* **PROBLEM DETAILS**: Every record that follows is to be copied exactly, with the pictures omitted.

* **MATERIAL SHOWN**:
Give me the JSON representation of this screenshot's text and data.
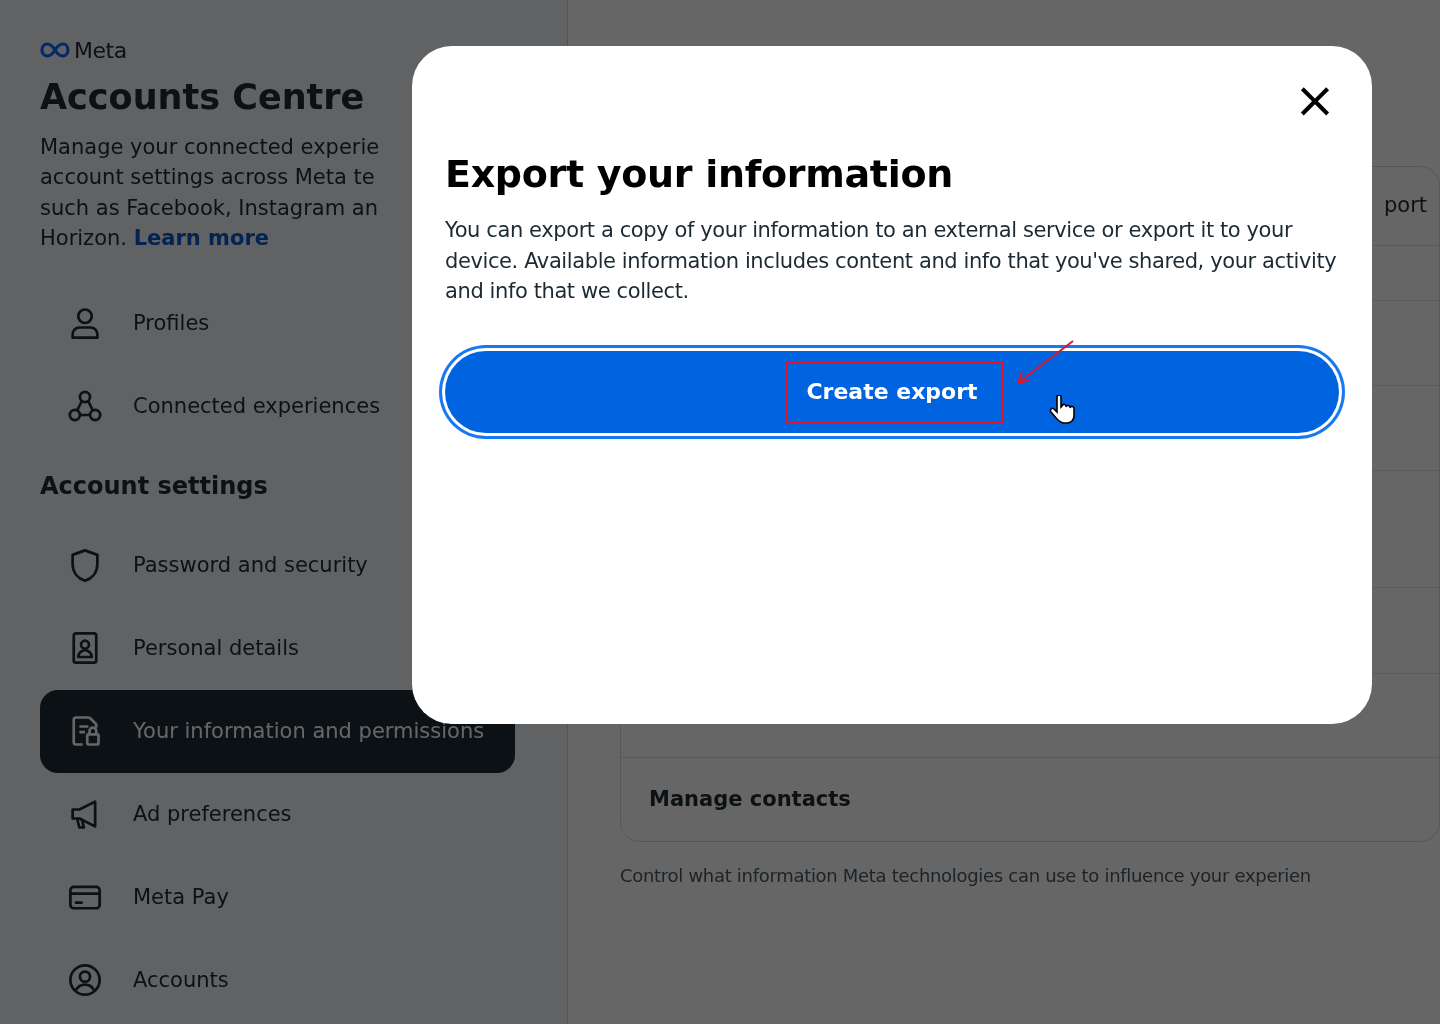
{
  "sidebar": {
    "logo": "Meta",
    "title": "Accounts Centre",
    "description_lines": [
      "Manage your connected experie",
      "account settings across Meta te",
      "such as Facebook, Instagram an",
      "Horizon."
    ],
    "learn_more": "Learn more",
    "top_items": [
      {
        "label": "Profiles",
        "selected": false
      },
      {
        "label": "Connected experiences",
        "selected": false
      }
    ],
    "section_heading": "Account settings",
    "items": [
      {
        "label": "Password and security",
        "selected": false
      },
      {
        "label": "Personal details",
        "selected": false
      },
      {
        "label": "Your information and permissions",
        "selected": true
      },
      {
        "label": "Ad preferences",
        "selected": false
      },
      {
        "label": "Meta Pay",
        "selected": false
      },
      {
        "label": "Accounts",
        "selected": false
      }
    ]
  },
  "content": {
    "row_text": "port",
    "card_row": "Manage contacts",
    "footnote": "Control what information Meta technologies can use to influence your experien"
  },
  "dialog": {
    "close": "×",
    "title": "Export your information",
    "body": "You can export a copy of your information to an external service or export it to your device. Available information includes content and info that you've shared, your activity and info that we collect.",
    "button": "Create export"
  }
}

* **TASK OUTPUT**:
Give me the JSON representation of this screenshot's text and data.
{
  "sidebar": {
    "logo": "Meta",
    "title": "Accounts Centre",
    "description_lines": [
      "Manage your connected experie",
      "account settings across Meta te",
      "such as Facebook, Instagram an",
      "Horizon."
    ],
    "learn_more": "Learn more",
    "top_items": [
      {
        "label": "Profiles",
        "selected": false
      },
      {
        "label": "Connected experiences",
        "selected": false
      }
    ],
    "section_heading": "Account settings",
    "items": [
      {
        "label": "Password and security",
        "selected": false
      },
      {
        "label": "Personal details",
        "selected": false
      },
      {
        "label": "Your information and permissions",
        "selected": true
      },
      {
        "label": "Ad preferences",
        "selected": false
      },
      {
        "label": "Meta Pay",
        "selected": false
      },
      {
        "label": "Accounts",
        "selected": false
      }
    ]
  },
  "content": {
    "row_text": "port",
    "card_row": "Manage contacts",
    "footnote": "Control what information Meta technologies can use to influence your experien"
  },
  "dialog": {
    "close": "×",
    "title": "Export your information",
    "body": "You can export a copy of your information to an external service or export it to your device. Available information includes content and info that you've shared, your activity and info that we collect.",
    "button": "Create export"
  }
}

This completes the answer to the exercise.